There is something oddly perfect, too, about Trout sharing his uniform number with Vladimir Guerrero, another Angels legend who was recently voted into the Hall of Fame. Not even the jersey on his back is his alone.
A few weeks ago, representatives of the apparel company Majestic visited Tempe Diablo Stadium. They were there to tailor each player’s game uniform for the season.
After taking Trout’s measurements and consulting with him on his preferences, a woman looked him in the eyes and asked, “OK, what’s your number?”
“Twenty-seven,” the six-time All-Star and two-time American League MVP said without a second thought, clearly unfazed by the biting reality that the woman had no idea who he was.
“He’s not the prototypical superstar who walks around with his shades on and acting the part most people would act if they were in his shoes,” Simmons said. “I’m not sure how he’s so humble. That’s a lot of talent to deal with.”
That talent this month produced a home run that cleared the batter’s eye in center field, a distance so great that the original dimensions of Tempe Diablo Stadium had to be consulted in an attempt to best approximate the length of the prodigious blast.
Trout’s thoughts on it?
“I got a good pitch,” he deadpanned. “I just tried to put a good swing on it.”
Hard to be more matter-of-fact than that.
Jahmai Jones just finished his first big-league spring training camp. At 20, he was the youngest player with the Angels before recently being sent down to the minors.
He met Trout for the first time during the 2015 season, after signing and being introduced to the media at Angel Stadium.
Trout, then the reigning American League MVP, approached Jones, extended his right hand and said, “What’s up, man, my name is Mike.”
“That was it,” Jones said. “ … He’s Mike.

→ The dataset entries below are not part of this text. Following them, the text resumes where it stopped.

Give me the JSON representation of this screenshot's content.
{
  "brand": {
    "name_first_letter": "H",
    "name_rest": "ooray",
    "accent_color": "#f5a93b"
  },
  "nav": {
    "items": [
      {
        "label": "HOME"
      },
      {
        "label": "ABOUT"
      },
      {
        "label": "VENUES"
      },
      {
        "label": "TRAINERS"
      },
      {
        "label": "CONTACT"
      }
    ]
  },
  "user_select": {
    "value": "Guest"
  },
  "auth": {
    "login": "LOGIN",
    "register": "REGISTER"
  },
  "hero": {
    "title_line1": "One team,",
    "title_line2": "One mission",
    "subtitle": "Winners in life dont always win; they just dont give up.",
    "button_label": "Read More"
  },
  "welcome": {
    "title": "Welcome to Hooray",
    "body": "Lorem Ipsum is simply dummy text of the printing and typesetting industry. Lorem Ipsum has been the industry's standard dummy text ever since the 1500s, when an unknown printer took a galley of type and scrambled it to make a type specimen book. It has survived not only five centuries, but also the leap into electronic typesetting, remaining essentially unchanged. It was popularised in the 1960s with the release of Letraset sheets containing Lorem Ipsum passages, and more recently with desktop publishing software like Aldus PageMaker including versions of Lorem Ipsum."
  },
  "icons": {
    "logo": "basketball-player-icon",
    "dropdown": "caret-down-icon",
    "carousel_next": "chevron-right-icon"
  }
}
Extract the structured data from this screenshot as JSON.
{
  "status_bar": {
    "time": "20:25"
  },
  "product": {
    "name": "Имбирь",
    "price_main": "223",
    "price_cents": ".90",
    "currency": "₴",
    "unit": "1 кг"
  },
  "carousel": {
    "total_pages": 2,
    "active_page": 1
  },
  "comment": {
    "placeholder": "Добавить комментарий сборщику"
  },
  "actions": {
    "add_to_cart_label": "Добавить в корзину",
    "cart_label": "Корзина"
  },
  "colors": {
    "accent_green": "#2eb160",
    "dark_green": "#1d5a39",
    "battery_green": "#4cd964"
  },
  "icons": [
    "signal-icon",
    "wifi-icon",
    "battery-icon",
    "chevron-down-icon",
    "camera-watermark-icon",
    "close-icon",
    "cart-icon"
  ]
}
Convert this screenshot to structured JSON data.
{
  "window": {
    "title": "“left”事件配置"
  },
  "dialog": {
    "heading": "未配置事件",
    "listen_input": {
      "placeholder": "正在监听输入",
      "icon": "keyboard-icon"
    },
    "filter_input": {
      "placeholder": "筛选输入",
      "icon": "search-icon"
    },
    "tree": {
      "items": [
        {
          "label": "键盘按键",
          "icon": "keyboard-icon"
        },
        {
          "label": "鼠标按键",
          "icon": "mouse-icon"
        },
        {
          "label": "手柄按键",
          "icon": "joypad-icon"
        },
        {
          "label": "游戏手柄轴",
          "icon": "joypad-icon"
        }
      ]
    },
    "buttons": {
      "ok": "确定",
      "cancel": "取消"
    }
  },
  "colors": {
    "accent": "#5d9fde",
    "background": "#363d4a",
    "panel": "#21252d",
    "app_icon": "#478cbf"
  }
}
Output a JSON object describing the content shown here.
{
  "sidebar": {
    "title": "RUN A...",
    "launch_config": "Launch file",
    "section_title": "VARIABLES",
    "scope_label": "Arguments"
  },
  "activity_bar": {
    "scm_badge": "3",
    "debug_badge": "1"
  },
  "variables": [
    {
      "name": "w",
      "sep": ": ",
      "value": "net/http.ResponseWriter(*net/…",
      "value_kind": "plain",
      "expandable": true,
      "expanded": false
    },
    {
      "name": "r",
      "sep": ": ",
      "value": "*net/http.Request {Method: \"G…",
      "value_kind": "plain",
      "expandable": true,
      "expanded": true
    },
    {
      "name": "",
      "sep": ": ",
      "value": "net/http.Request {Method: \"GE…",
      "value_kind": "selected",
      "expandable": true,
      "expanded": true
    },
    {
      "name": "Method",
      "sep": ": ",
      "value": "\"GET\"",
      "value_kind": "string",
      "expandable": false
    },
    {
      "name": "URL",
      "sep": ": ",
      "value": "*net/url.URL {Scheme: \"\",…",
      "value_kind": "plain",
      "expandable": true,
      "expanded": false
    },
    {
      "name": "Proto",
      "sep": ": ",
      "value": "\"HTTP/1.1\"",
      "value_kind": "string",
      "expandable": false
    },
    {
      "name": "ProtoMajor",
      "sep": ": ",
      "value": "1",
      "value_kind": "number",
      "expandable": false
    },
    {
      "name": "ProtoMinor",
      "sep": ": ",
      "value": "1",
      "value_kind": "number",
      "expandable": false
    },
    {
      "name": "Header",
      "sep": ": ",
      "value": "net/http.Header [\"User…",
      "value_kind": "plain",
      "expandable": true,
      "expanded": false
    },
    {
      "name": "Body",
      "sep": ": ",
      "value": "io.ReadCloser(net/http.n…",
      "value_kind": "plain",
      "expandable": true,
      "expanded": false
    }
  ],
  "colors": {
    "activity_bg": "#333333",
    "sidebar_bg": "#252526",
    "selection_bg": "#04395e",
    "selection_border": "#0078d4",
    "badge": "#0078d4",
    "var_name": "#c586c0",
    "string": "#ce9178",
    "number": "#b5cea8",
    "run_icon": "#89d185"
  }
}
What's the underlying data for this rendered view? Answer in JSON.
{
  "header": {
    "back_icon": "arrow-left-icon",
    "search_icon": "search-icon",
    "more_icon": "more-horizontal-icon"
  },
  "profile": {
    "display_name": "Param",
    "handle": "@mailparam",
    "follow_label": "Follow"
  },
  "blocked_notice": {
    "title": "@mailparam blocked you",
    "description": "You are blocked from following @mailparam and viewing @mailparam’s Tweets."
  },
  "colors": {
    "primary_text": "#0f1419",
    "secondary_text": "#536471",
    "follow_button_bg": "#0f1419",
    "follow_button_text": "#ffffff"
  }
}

There’s no, ‘Oh, my god, it’s Mike Trout!’
“He’s just Mike.”